Component data from apps and pages
Start of Block
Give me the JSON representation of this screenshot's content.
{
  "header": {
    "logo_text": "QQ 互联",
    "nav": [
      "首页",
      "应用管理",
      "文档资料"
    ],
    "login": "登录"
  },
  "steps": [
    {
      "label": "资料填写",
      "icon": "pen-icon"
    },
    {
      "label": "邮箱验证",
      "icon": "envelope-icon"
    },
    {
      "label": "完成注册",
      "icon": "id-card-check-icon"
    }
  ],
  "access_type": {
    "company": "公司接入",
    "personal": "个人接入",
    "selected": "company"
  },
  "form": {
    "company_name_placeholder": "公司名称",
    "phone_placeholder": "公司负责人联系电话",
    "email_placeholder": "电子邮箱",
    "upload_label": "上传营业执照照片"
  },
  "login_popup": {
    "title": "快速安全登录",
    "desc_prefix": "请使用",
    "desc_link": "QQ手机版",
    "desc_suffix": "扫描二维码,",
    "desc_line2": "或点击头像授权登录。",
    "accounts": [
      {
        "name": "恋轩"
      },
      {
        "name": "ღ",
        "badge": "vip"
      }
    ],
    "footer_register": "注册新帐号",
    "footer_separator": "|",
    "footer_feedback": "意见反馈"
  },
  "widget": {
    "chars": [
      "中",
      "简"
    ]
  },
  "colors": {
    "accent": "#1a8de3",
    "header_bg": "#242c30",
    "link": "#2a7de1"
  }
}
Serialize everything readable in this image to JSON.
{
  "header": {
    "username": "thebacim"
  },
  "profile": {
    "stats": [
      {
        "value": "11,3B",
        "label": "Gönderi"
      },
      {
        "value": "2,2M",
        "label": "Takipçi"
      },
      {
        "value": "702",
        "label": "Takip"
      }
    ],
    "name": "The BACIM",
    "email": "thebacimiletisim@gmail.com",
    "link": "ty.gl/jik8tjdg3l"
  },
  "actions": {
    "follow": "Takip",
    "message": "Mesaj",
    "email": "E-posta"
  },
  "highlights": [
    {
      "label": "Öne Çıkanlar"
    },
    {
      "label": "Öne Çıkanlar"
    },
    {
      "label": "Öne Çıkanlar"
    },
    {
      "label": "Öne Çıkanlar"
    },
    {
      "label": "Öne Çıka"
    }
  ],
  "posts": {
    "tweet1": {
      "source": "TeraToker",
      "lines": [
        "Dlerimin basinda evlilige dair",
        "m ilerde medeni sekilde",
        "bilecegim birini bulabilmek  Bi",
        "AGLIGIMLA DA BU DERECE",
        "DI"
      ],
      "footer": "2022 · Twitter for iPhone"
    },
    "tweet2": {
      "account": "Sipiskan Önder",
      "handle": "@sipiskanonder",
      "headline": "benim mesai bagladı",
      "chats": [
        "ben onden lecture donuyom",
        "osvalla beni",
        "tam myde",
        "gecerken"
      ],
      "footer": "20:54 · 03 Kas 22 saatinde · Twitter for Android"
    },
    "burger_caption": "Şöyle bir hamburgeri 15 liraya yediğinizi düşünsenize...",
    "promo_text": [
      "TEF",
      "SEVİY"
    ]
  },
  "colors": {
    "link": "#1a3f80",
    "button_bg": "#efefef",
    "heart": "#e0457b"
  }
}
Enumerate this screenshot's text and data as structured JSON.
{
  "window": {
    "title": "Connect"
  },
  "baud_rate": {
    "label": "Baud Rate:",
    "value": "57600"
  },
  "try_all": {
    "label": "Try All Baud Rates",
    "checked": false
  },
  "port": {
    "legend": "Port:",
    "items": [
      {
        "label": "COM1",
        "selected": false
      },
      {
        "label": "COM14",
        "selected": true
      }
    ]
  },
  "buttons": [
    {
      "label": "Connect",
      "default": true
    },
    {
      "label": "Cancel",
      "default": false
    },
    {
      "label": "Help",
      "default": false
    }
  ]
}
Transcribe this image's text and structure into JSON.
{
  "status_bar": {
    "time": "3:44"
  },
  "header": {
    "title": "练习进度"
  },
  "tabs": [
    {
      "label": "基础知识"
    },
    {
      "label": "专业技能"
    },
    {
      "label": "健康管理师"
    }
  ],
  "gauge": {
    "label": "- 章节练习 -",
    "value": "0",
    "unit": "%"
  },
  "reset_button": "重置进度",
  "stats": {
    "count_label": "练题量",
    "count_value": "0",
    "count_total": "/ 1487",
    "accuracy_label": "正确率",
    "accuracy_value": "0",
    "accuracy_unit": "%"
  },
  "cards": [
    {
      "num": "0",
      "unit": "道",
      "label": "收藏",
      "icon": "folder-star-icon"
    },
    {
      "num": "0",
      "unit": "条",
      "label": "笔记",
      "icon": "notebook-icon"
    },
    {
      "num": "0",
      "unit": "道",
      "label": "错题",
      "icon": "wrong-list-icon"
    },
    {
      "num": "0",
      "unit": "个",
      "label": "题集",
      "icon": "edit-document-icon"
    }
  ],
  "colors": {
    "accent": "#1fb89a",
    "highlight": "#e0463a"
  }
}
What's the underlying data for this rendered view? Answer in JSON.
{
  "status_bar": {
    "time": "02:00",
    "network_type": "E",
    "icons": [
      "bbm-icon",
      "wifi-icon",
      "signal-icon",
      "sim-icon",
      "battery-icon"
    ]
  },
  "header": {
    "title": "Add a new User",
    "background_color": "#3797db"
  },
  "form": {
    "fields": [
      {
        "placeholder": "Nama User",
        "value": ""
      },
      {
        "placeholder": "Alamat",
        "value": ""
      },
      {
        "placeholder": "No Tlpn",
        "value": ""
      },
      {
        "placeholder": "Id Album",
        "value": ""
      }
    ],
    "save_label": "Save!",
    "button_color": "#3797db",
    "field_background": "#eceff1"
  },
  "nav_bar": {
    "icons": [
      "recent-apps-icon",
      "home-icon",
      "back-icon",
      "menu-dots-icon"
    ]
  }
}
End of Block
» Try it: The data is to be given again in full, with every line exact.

» Exercise answer:
Give me the JSON representation of this screenshot's content.
{
  "header": {
    "logo_text": "QQ 互联",
    "nav": [
      "首页",
      "应用管理",
      "文档资料"
    ],
    "login": "登录"
  },
  "steps": [
    {
      "label": "资料填写",
      "icon": "pen-icon"
    },
    {
      "label": "邮箱验证",
      "icon": "envelope-icon"
    },
    {
      "label": "完成注册",
      "icon": "id-card-check-icon"
    }
  ],
  "access_type": {
    "company": "公司接入",
    "personal": "个人接入",
    "selected": "company"
  },
  "form": {
    "company_name_placeholder": "公司名称",
    "phone_placeholder": "公司负责人联系电话",
    "email_placeholder": "电子邮箱",
    "upload_label": "上传营业执照照片"
  },
  "login_popup": {
    "title": "快速安全登录",
    "desc_prefix": "请使用",
    "desc_link": "QQ手机版",
    "desc_suffix": "扫描二维码,",
    "desc_line2": "或点击头像授权登录。",
    "accounts": [
      {
        "name": "恋轩"
      },
      {
        "name": "ღ",
        "badge": "vip"
      }
    ],
    "footer_register": "注册新帐号",
    "footer_separator": "|",
    "footer_feedback": "意见反馈"
  },
  "widget": {
    "chars": [
      "中",
      "简"
    ]
  },
  "colors": {
    "accent": "#1a8de3",
    "header_bg": "#242c30",
    "link": "#2a7de1"
  }
}
Serialize everything readable in this image to JSON.
{
  "header": {
    "username": "thebacim"
  },
  "profile": {
    "stats": [
      {
        "value": "11,3B",
        "label": "Gönderi"
      },
      {
        "value": "2,2M",
        "label": "Takipçi"
      },
      {
        "value": "702",
        "label": "Takip"
      }
    ],
    "name": "The BACIM",
    "email": "thebacimiletisim@gmail.com",
    "link": "ty.gl/jik8tjdg3l"
  },
  "actions": {
    "follow": "Takip",
    "message": "Mesaj",
    "email": "E-posta"
  },
  "highlights": [
    {
      "label": "Öne Çıkanlar"
    },
    {
      "label": "Öne Çıkanlar"
    },
    {
      "label": "Öne Çıkanlar"
    },
    {
      "label": "Öne Çıkanlar"
    },
    {
      "label": "Öne Çıka"
    }
  ],
  "posts": {
    "tweet1": {
      "source": "TeraToker",
      "lines": [
        "Dlerimin basinda evlilige dair",
        "m ilerde medeni sekilde",
        "bilecegim birini bulabilmek  Bi",
        "AGLIGIMLA DA BU DERECE",
        "DI"
      ],
      "footer": "2022 · Twitter for iPhone"
    },
    "tweet2": {
      "account": "Sipiskan Önder",
      "handle": "@sipiskanonder",
      "headline": "benim mesai bagladı",
      "chats": [
        "ben onden lecture donuyom",
        "osvalla beni",
        "tam myde",
        "gecerken"
      ],
      "footer": "20:54 · 03 Kas 22 saatinde · Twitter for Android"
    },
    "burger_caption": "Şöyle bir hamburgeri 15 liraya yediğinizi düşünsenize...",
    "promo_text": [
      "TEF",
      "SEVİY"
    ]
  },
  "colors": {
    "link": "#1a3f80",
    "button_bg": "#efefef",
    "heart": "#e0457b"
  }
}
Enumerate this screenshot's text and data as structured JSON.
{
  "window": {
    "title": "Connect"
  },
  "baud_rate": {
    "label": "Baud Rate:",
    "value": "57600"
  },
  "try_all": {
    "label": "Try All Baud Rates",
    "checked": false
  },
  "port": {
    "legend": "Port:",
    "items": [
      {
        "label": "COM1",
        "selected": false
      },
      {
        "label": "COM14",
        "selected": true
      }
    ]
  },
  "buttons": [
    {
      "label": "Connect",
      "default": true
    },
    {
      "label": "Cancel",
      "default": false
    },
    {
      "label": "Help",
      "default": false
    }
  ]
}
Transcribe this image's text and structure into JSON.
{
  "status_bar": {
    "time": "3:44"
  },
  "header": {
    "title": "练习进度"
  },
  "tabs": [
    {
      "label": "基础知识"
    },
    {
      "label": "专业技能"
    },
    {
      "label": "健康管理师"
    }
  ],
  "gauge": {
    "label": "- 章节练习 -",
    "value": "0",
    "unit": "%"
  },
  "reset_button": "重置进度",
  "stats": {
    "count_label": "练题量",
    "count_value": "0",
    "count_total": "/ 1487",
    "accuracy_label": "正确率",
    "accuracy_value": "0",
    "accuracy_unit": "%"
  },
  "cards": [
    {
      "num": "0",
      "unit": "道",
      "label": "收藏",
      "icon": "folder-star-icon"
    },
    {
      "num": "0",
      "unit": "条",
      "label": "笔记",
      "icon": "notebook-icon"
    },
    {
      "num": "0",
      "unit": "道",
      "label": "错题",
      "icon": "wrong-list-icon"
    },
    {
      "num": "0",
      "unit": "个",
      "label": "题集",
      "icon": "edit-document-icon"
    }
  ],
  "colors": {
    "accent": "#1fb89a",
    "highlight": "#e0463a"
  }
}
What's the underlying data for this rendered view? Answer in JSON.
{
  "status_bar": {
    "time": "02:00",
    "network_type": "E",
    "icons": [
      "bbm-icon",
      "wifi-icon",
      "signal-icon",
      "sim-icon",
      "battery-icon"
    ]
  },
  "header": {
    "title": "Add a new User",
    "background_color": "#3797db"
  },
  "form": {
    "fields": [
      {
        "placeholder": "Nama User",
        "value": ""
      },
      {
        "placeholder": "Alamat",
        "value": ""
      },
      {
        "placeholder": "No Tlpn",
        "value": ""
      },
      {
        "placeholder": "Id Album",
        "value": ""
      }
    ],
    "save_label": "Save!",
    "button_color": "#3797db",
    "field_background": "#eceff1"
  },
  "nav_bar": {
    "icons": [
      "recent-apps-icon",
      "home-icon",
      "back-icon",
      "menu-dots-icon"
    ]
  }
}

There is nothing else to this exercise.